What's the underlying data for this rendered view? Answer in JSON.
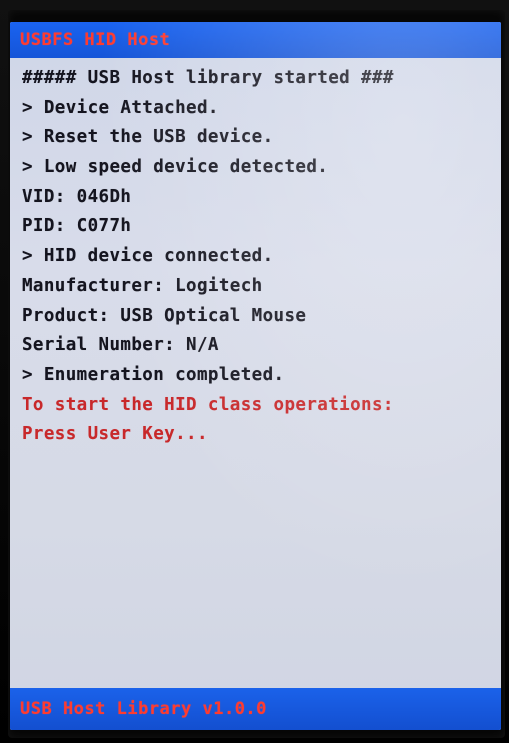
{
  "title_bar": {
    "label": "USBFS HID Host"
  },
  "log_lines": [
    {
      "text": "##### USB Host library started ###",
      "kind": "normal"
    },
    {
      "text": "> Device Attached.",
      "kind": "normal"
    },
    {
      "text": "> Reset the USB device.",
      "kind": "normal"
    },
    {
      "text": "> Low speed device detected.",
      "kind": "normal"
    },
    {
      "text": "VID: 046Dh",
      "kind": "normal"
    },
    {
      "text": "PID: C077h",
      "kind": "normal"
    },
    {
      "text": "> HID device connected.",
      "kind": "normal"
    },
    {
      "text": "Manufacturer: Logitech",
      "kind": "normal"
    },
    {
      "text": "Product: USB Optical Mouse",
      "kind": "normal"
    },
    {
      "text": "Serial Number: N/A",
      "kind": "normal"
    },
    {
      "text": "> Enumeration completed.",
      "kind": "normal"
    },
    {
      "text": "To start the HID class operations:",
      "kind": "prompt"
    },
    {
      "text": "Press User Key...",
      "kind": "prompt"
    }
  ],
  "footer_bar": {
    "label": "USB Host Library v1.0.0"
  },
  "colors": {
    "bar_blue": "#1a5fe6",
    "screen_background": "#d6dae6",
    "log_text": "#14141f",
    "prompt_text": "#c8282a",
    "bar_text": "#ff3b2f"
  }
}
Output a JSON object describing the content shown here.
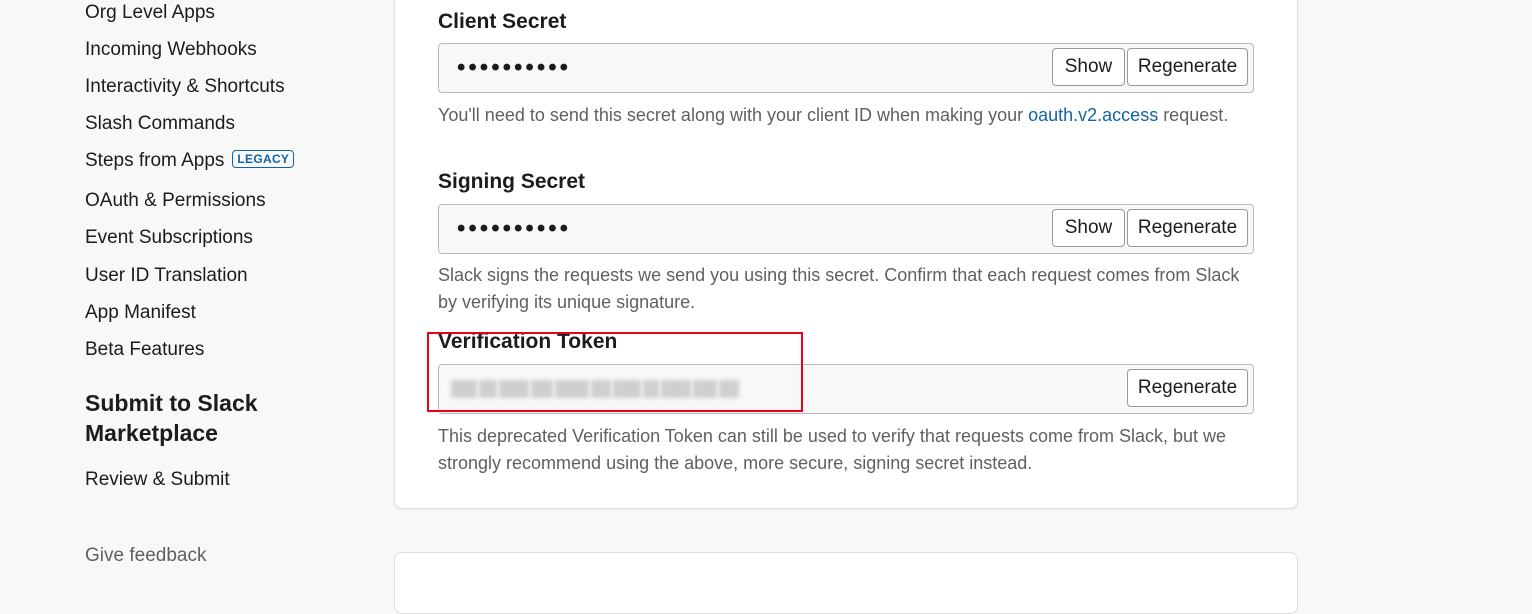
{
  "sidebar": {
    "items": [
      {
        "label": "Org Level Apps"
      },
      {
        "label": "Incoming Webhooks"
      },
      {
        "label": "Interactivity & Shortcuts"
      },
      {
        "label": "Slash Commands"
      },
      {
        "label": "Steps from Apps",
        "badge": "LEGACY"
      },
      {
        "label": "OAuth & Permissions"
      },
      {
        "label": "Event Subscriptions"
      },
      {
        "label": "User ID Translation"
      },
      {
        "label": "App Manifest"
      },
      {
        "label": "Beta Features"
      }
    ],
    "section_title": "Submit to Slack Marketplace",
    "section_items": [
      {
        "label": "Review & Submit"
      }
    ],
    "feedback": "Give feedback"
  },
  "credentials": {
    "client_secret": {
      "label": "Client Secret",
      "value": "••••••••••",
      "show_label": "Show",
      "regenerate_label": "Regenerate",
      "help_prefix": "You'll need to send this secret along with your client ID when making your ",
      "help_link": "oauth.v2.access",
      "help_suffix": " request."
    },
    "signing_secret": {
      "label": "Signing Secret",
      "value": "••••••••••",
      "show_label": "Show",
      "regenerate_label": "Regenerate",
      "help": "Slack signs the requests we send you using this secret. Confirm that each request comes from Slack by verifying its unique signature."
    },
    "verification_token": {
      "label": "Verification Token",
      "regenerate_label": "Regenerate",
      "help": "This deprecated Verification Token can still be used to verify that requests come from Slack, but we strongly recommend using the above, more secure, signing secret instead."
    }
  },
  "colors": {
    "link": "#1264a3",
    "highlight": "#e8001c",
    "background": "#f8f8f8"
  }
}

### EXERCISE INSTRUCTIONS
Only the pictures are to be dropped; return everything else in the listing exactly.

### COMPLETED TASK
What's the underlying data for this rendered view? Answer in JSON.
{
  "title_bar": {
    "label": "USBFS HID Host"
  },
  "log_lines": [
    {
      "text": "##### USB Host library started ###",
      "kind": "normal"
    },
    {
      "text": "> Device Attached.",
      "kind": "normal"
    },
    {
      "text": "> Reset the USB device.",
      "kind": "normal"
    },
    {
      "text": "> Low speed device detected.",
      "kind": "normal"
    },
    {
      "text": "VID: 046Dh",
      "kind": "normal"
    },
    {
      "text": "PID: C077h",
      "kind": "normal"
    },
    {
      "text": "> HID device connected.",
      "kind": "normal"
    },
    {
      "text": "Manufacturer: Logitech",
      "kind": "normal"
    },
    {
      "text": "Product: USB Optical Mouse",
      "kind": "normal"
    },
    {
      "text": "Serial Number: N/A",
      "kind": "normal"
    },
    {
      "text": "> Enumeration completed.",
      "kind": "normal"
    },
    {
      "text": "To start the HID class operations:",
      "kind": "prompt"
    },
    {
      "text": "Press User Key...",
      "kind": "prompt"
    }
  ],
  "footer_bar": {
    "label": "USB Host Library v1.0.0"
  },
  "colors": {
    "bar_blue": "#1a5fe6",
    "screen_background": "#d6dae6",
    "log_text": "#14141f",
    "prompt_text": "#c8282a",
    "bar_text": "#ff3b2f"
  }
}
Output a JSON object describing the content shown here.
{
  "sidebar": {
    "items": [
      {
        "label": "Org Level Apps"
      },
      {
        "label": "Incoming Webhooks"
      },
      {
        "label": "Interactivity & Shortcuts"
      },
      {
        "label": "Slash Commands"
      },
      {
        "label": "Steps from Apps",
        "badge": "LEGACY"
      },
      {
        "label": "OAuth & Permissions"
      },
      {
        "label": "Event Subscriptions"
      },
      {
        "label": "User ID Translation"
      },
      {
        "label": "App Manifest"
      },
      {
        "label": "Beta Features"
      }
    ],
    "section_title": "Submit to Slack Marketplace",
    "section_items": [
      {
        "label": "Review & Submit"
      }
    ],
    "feedback": "Give feedback"
  },
  "credentials": {
    "client_secret": {
      "label": "Client Secret",
      "value": "••••••••••",
      "show_label": "Show",
      "regenerate_label": "Regenerate",
      "help_prefix": "You'll need to send this secret along with your client ID when making your ",
      "help_link": "oauth.v2.access",
      "help_suffix": " request."
    },
    "signing_secret": {
      "label": "Signing Secret",
      "value": "••••••••••",
      "show_label": "Show",
      "regenerate_label": "Regenerate",
      "help": "Slack signs the requests we send you using this secret. Confirm that each request comes from Slack by verifying its unique signature."
    },
    "verification_token": {
      "label": "Verification Token",
      "regenerate_label": "Regenerate",
      "help": "This deprecated Verification Token can still be used to verify that requests come from Slack, but we strongly recommend using the above, more secure, signing secret instead."
    }
  },
  "colors": {
    "link": "#1264a3",
    "highlight": "#e8001c",
    "background": "#f8f8f8"
  }
}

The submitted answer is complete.